PROBLEM: Each line below needs to be restated word for word.

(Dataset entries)
○ ○ ○
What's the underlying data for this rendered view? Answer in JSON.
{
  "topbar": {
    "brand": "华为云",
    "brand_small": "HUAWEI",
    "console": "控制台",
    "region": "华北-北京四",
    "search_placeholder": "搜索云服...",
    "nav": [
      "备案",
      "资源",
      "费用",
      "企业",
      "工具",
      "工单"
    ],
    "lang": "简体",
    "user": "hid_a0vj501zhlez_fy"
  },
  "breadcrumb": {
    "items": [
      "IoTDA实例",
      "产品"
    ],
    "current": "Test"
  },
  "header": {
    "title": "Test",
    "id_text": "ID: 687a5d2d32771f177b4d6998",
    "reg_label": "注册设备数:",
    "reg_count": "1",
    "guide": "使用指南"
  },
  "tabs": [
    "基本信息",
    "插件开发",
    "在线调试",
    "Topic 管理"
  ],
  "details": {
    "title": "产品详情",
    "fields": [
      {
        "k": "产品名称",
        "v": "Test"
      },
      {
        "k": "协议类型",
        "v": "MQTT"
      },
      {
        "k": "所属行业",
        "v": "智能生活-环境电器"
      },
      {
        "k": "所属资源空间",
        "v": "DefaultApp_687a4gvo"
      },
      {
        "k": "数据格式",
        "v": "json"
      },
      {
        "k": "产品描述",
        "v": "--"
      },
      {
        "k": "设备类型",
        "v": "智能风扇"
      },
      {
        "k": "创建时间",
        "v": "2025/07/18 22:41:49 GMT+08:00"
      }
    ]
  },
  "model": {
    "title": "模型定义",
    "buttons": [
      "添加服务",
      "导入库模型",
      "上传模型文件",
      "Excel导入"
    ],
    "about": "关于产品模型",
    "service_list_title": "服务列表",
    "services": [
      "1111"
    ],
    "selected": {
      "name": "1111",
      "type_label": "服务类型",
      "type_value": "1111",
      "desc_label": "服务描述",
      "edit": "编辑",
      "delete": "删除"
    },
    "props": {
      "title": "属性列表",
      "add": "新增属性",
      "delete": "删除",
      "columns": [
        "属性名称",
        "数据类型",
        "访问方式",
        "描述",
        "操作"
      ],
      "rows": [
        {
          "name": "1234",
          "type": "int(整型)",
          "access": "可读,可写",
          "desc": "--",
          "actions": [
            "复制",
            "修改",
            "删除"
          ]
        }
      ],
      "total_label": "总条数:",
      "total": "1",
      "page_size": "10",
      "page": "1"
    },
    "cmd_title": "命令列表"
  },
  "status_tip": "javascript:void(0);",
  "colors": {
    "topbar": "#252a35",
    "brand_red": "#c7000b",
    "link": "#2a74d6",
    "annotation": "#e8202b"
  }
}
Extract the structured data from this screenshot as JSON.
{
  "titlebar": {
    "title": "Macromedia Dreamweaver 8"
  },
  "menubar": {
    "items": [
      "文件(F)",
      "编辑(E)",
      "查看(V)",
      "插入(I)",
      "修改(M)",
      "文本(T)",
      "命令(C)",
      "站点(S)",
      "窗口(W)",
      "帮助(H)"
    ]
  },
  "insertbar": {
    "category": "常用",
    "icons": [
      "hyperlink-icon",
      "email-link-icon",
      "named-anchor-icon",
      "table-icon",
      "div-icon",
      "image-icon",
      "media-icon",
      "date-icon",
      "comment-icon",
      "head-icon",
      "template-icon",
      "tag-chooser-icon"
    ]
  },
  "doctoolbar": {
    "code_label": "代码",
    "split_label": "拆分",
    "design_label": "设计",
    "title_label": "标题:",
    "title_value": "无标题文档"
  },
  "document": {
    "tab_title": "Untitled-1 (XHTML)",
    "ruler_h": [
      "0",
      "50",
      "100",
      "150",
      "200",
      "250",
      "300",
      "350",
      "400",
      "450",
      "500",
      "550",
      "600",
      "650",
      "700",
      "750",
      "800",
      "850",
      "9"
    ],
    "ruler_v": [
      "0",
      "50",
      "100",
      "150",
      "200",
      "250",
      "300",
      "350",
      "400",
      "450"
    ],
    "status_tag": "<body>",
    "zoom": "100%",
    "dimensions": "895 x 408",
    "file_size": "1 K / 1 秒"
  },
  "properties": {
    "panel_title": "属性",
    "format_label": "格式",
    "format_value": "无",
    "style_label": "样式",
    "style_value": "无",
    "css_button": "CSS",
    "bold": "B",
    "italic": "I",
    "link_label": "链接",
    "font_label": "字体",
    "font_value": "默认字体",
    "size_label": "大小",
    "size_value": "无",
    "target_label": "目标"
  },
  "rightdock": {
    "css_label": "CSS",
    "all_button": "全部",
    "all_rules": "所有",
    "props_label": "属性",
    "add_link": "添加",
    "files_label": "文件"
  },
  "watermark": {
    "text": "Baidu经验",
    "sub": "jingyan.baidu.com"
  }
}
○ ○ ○
ANSWER:
What's the underlying data for this rendered view? Answer in JSON.
{
  "topbar": {
    "brand": "华为云",
    "brand_small": "HUAWEI",
    "console": "控制台",
    "region": "华北-北京四",
    "search_placeholder": "搜索云服...",
    "nav": [
      "备案",
      "资源",
      "费用",
      "企业",
      "工具",
      "工单"
    ],
    "lang": "简体",
    "user": "hid_a0vj501zhlez_fy"
  },
  "breadcrumb": {
    "items": [
      "IoTDA实例",
      "产品"
    ],
    "current": "Test"
  },
  "header": {
    "title": "Test",
    "id_text": "ID: 687a5d2d32771f177b4d6998",
    "reg_label": "注册设备数:",
    "reg_count": "1",
    "guide": "使用指南"
  },
  "tabs": [
    "基本信息",
    "插件开发",
    "在线调试",
    "Topic 管理"
  ],
  "details": {
    "title": "产品详情",
    "fields": [
      {
        "k": "产品名称",
        "v": "Test"
      },
      {
        "k": "协议类型",
        "v": "MQTT"
      },
      {
        "k": "所属行业",
        "v": "智能生活-环境电器"
      },
      {
        "k": "所属资源空间",
        "v": "DefaultApp_687a4gvo"
      },
      {
        "k": "数据格式",
        "v": "json"
      },
      {
        "k": "产品描述",
        "v": "--"
      },
      {
        "k": "设备类型",
        "v": "智能风扇"
      },
      {
        "k": "创建时间",
        "v": "2025/07/18 22:41:49 GMT+08:00"
      }
    ]
  },
  "model": {
    "title": "模型定义",
    "buttons": [
      "添加服务",
      "导入库模型",
      "上传模型文件",
      "Excel导入"
    ],
    "about": "关于产品模型",
    "service_list_title": "服务列表",
    "services": [
      "1111"
    ],
    "selected": {
      "name": "1111",
      "type_label": "服务类型",
      "type_value": "1111",
      "desc_label": "服务描述",
      "edit": "编辑",
      "delete": "删除"
    },
    "props": {
      "title": "属性列表",
      "add": "新增属性",
      "delete": "删除",
      "columns": [
        "属性名称",
        "数据类型",
        "访问方式",
        "描述",
        "操作"
      ],
      "rows": [
        {
          "name": "1234",
          "type": "int(整型)",
          "access": "可读,可写",
          "desc": "--",
          "actions": [
            "复制",
            "修改",
            "删除"
          ]
        }
      ],
      "total_label": "总条数:",
      "total": "1",
      "page_size": "10",
      "page": "1"
    },
    "cmd_title": "命令列表"
  },
  "status_tip": "javascript:void(0);",
  "colors": {
    "topbar": "#252a35",
    "brand_red": "#c7000b",
    "link": "#2a74d6",
    "annotation": "#e8202b"
  }
}
Extract the structured data from this screenshot as JSON.
{
  "titlebar": {
    "title": "Macromedia Dreamweaver 8"
  },
  "menubar": {
    "items": [
      "文件(F)",
      "编辑(E)",
      "查看(V)",
      "插入(I)",
      "修改(M)",
      "文本(T)",
      "命令(C)",
      "站点(S)",
      "窗口(W)",
      "帮助(H)"
    ]
  },
  "insertbar": {
    "category": "常用",
    "icons": [
      "hyperlink-icon",
      "email-link-icon",
      "named-anchor-icon",
      "table-icon",
      "div-icon",
      "image-icon",
      "media-icon",
      "date-icon",
      "comment-icon",
      "head-icon",
      "template-icon",
      "tag-chooser-icon"
    ]
  },
  "doctoolbar": {
    "code_label": "代码",
    "split_label": "拆分",
    "design_label": "设计",
    "title_label": "标题:",
    "title_value": "无标题文档"
  },
  "document": {
    "tab_title": "Untitled-1 (XHTML)",
    "ruler_h": [
      "0",
      "50",
      "100",
      "150",
      "200",
      "250",
      "300",
      "350",
      "400",
      "450",
      "500",
      "550",
      "600",
      "650",
      "700",
      "750",
      "800",
      "850",
      "9"
    ],
    "ruler_v": [
      "0",
      "50",
      "100",
      "150",
      "200",
      "250",
      "300",
      "350",
      "400",
      "450"
    ],
    "status_tag": "<body>",
    "zoom": "100%",
    "dimensions": "895 x 408",
    "file_size": "1 K / 1 秒"
  },
  "properties": {
    "panel_title": "属性",
    "format_label": "格式",
    "format_value": "无",
    "style_label": "样式",
    "style_value": "无",
    "css_button": "CSS",
    "bold": "B",
    "italic": "I",
    "link_label": "链接",
    "font_label": "字体",
    "font_value": "默认字体",
    "size_label": "大小",
    "size_value": "无",
    "target_label": "目标"
  },
  "rightdock": {
    "css_label": "CSS",
    "all_button": "全部",
    "all_rules": "所有",
    "props_label": "属性",
    "add_link": "添加",
    "files_label": "文件"
  },
  "watermark": {
    "text": "Baidu经验",
    "sub": "jingyan.baidu.com"
  }
}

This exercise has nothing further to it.